> **RECORDS FOR THE EXERCISE**

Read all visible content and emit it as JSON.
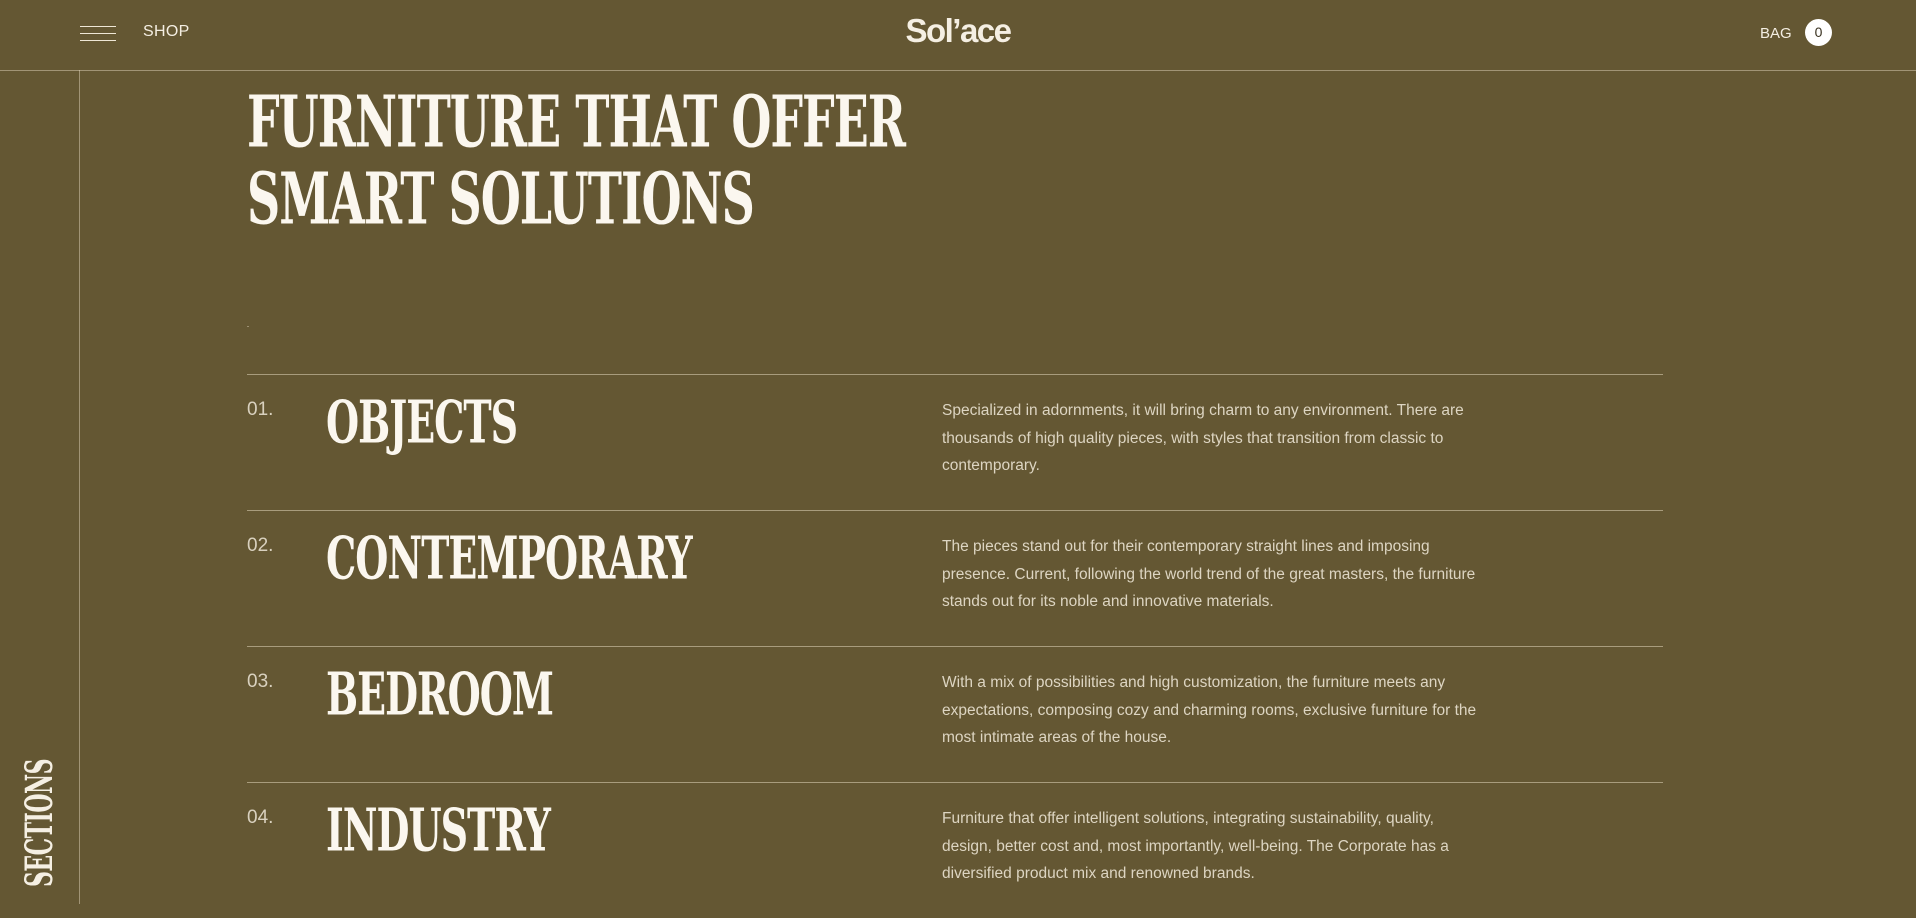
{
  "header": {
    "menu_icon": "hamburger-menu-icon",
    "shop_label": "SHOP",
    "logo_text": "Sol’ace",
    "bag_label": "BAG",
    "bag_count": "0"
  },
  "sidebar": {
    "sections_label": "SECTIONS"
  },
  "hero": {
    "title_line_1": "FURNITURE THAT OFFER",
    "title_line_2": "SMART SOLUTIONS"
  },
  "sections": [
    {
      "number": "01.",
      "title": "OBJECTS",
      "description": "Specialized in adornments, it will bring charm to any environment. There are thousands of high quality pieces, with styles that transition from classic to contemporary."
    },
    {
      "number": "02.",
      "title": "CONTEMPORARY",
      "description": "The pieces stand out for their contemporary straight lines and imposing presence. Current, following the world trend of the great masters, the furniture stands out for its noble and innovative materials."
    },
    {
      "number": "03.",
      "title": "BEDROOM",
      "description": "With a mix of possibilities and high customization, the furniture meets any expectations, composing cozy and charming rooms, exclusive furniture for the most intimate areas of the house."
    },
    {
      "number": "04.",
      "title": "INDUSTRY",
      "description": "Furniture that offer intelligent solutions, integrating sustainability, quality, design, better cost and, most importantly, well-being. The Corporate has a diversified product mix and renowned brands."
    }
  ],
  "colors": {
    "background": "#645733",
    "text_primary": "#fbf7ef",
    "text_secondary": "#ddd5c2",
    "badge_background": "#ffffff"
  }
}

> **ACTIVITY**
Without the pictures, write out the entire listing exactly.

> **REPLY TO THE EXERCISE**
Read all visible content and emit it as JSON.
{
  "header": {
    "menu_icon": "hamburger-menu-icon",
    "shop_label": "SHOP",
    "logo_text": "Sol’ace",
    "bag_label": "BAG",
    "bag_count": "0"
  },
  "sidebar": {
    "sections_label": "SECTIONS"
  },
  "hero": {
    "title_line_1": "FURNITURE THAT OFFER",
    "title_line_2": "SMART SOLUTIONS"
  },
  "sections": [
    {
      "number": "01.",
      "title": "OBJECTS",
      "description": "Specialized in adornments, it will bring charm to any environment. There are thousands of high quality pieces, with styles that transition from classic to contemporary."
    },
    {
      "number": "02.",
      "title": "CONTEMPORARY",
      "description": "The pieces stand out for their contemporary straight lines and imposing presence. Current, following the world trend of the great masters, the furniture stands out for its noble and innovative materials."
    },
    {
      "number": "03.",
      "title": "BEDROOM",
      "description": "With a mix of possibilities and high customization, the furniture meets any expectations, composing cozy and charming rooms, exclusive furniture for the most intimate areas of the house."
    },
    {
      "number": "04.",
      "title": "INDUSTRY",
      "description": "Furniture that offer intelligent solutions, integrating sustainability, quality, design, better cost and, most importantly, well-being. The Corporate has a diversified product mix and renowned brands."
    }
  ],
  "colors": {
    "background": "#645733",
    "text_primary": "#fbf7ef",
    "text_secondary": "#ddd5c2",
    "badge_background": "#ffffff"
  }
}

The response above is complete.